Some of the folowing ideas are from the Mpls. St. Paul magazine article “Raising Readers.”

Listen to books on tape while driving to the cabin; play word games based on what you see as you drive; purchase some blank books or journals and let your child’s creative juices flow; subscribe to a kid-friendly magazine focused on your child’s interests; have a picnic and read some books after; cover the kitchen table with paper and create a comic book written and illustrated by your family; reminisce about a book you loved as a child and maybe even read it together (if you can find it).

Below is the continued list of must-have children’s reads compiled by Jenny Sherman in an article “Books Every Kid Should Read, Raising Readers,” Mpls. St. Paul Magazine. The staff turned to book experts Leonard Marcus, Nancy Pearl, Lee Galda and Vicki Palmquist for their recommendations on children’s book must-haves.

Late elementary/preteen (ages 8 to 12):

• “Ellen Tebbits,” (my daughters and I are currently reading this one together), “Ramona the Pest” and “A Girl From Yamhill” all by Beverly Clearly (one of my favorite authors).

• “The Great Brain” series by John D. Fitzgerald, an adventure series set more than a century ago.

• “Wolves of Willoughby Chase” by Joan Aiken, set in England.

• “Charlotte’s Web” by E. B. White, illustrated by Garth Williams, celebrated by many book experts as one of the best written children’s books.

• “Laugh-eteria” by Douglas Florian (poetry and drawings).

• “Castle and Cathedral: The Story of Its Construction” by David Macauley.

• “The Tale of Despereaux” by Kate DiCamillo, illustrations by Timothy Basil Ering. In it a mouse goes on a quest through a dungeon, a fun story. My 9-year old niece is reading this right now and recommends it.

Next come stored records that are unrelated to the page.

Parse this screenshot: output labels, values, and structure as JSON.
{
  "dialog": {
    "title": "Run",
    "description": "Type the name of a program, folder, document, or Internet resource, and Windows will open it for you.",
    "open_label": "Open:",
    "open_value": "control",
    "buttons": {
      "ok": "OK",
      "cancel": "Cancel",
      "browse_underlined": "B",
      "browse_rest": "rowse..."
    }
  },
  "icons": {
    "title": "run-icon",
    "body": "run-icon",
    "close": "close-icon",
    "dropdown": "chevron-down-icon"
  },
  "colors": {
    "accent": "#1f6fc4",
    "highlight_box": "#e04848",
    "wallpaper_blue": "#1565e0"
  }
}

• “The Miraculous Journey of Edward Tulane” by Kate DiCamillo, illustrations by Bagram Ibatoulline.

• “Roll of Thunder, Hear My Cry” by Mildred D. Taylor, which focuses on issues of pride, discrimination, self-worth, family and country’s racial history. It is also a 1977 Newberry award winning novel, which Lee Galda says should be read by everyone.

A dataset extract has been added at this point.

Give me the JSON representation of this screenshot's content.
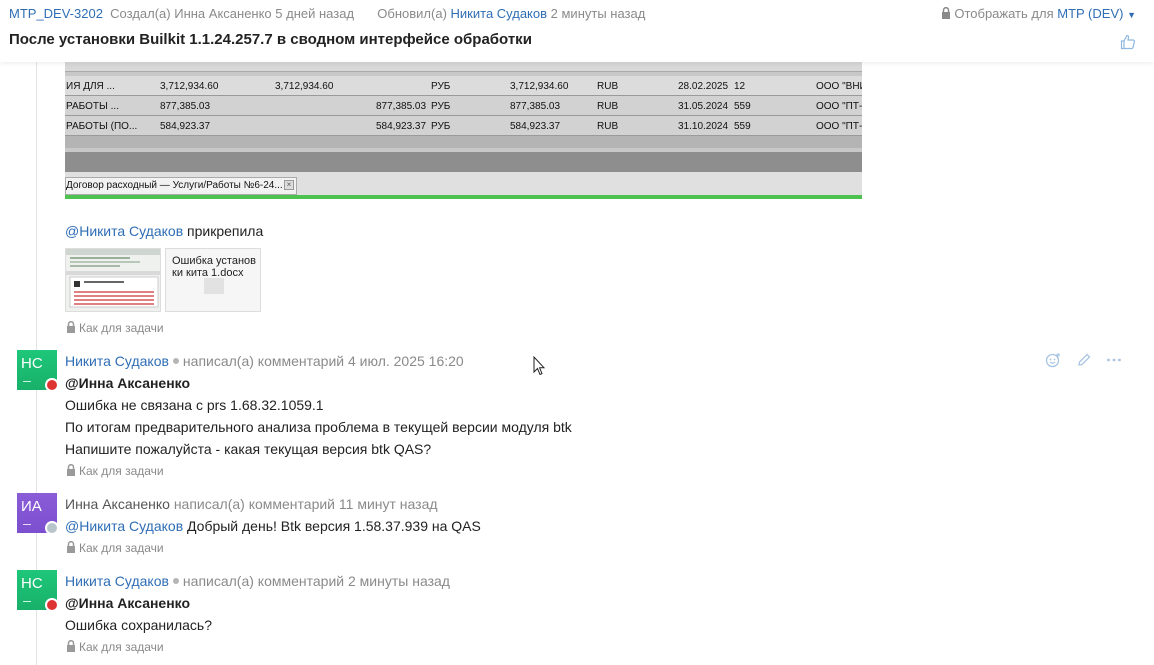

• “Esperanza Rising” by Pam Munoz Ryan.

• “Truckers from the Bromeliad Trilogy” by Terry Pratchett in which confused space aliens move into the basement of a department store.

• “Tuck Everlasting” by Natalie Babbit.

Carver County Libraries recommends these books for great family read-alouds for children ages 9 through 12:

• “Because of Winn Dixie” by Kate DiCamillo.

• “Charlie and the Chocolate Factory” by Roald Dahl.

• “Charlotte’s Web.”

• “Holes” by Louis Sachar.

• “Shiloh” by Phyllis Reynolds Naylor.

I believe that all of these recommended family read-alouds have been made into movies and are available in video/DVD form.

As a fun and relaxing family summer activity, you read one of the books together, watch the movie and compare the two.

This spring my family and I did just that with “Because of Winn Dixie.” It was a very valuable and entertaining, and not to mention inexpensive, activity.

“Holes” is another family favorite that we have read and watched the movie after, comparing the differences.

Did you know the Newberry Medal, named for eighteenth-century bookseller John Newberry, is awarded annually by the Association for Library Service to Children, a division of the American Library Association, to the author of the most distinguished contribution to American Literature for Children?

“The Higher Power of Lucky” by Susan Patron was the recipient of the Newberry Medal for 2007.

The 2007 Honor Books are “Penny from Heaven” by Jennifer Holm, “Hattie Big Sky” by Kirby Larson and “Rules” by Cynthia Lord.

Some other books receiving this most distinguished award were:

2006: “Criss Cross” by Lynne Rae Perkins.

2005: “Kira-Kira” by Cynthia Kadota.

2004: “The Tale of Despereaux: Being the Story of a Mouse, a Princess, Some Soup, and a Spool of Thread” by Kate DiCamillo.

2003: “Crispin: The Cross of Lead” by Avi.

2002: “A Single Shard” by Lind Sue Park.

2001: “A Year Down Yonder” by Richard Peck.

2000: “Bud, Not Buddy” by Christopher Paul Curtis.

Of course, these books would all be great summer story picks as well.

Have fun with reading.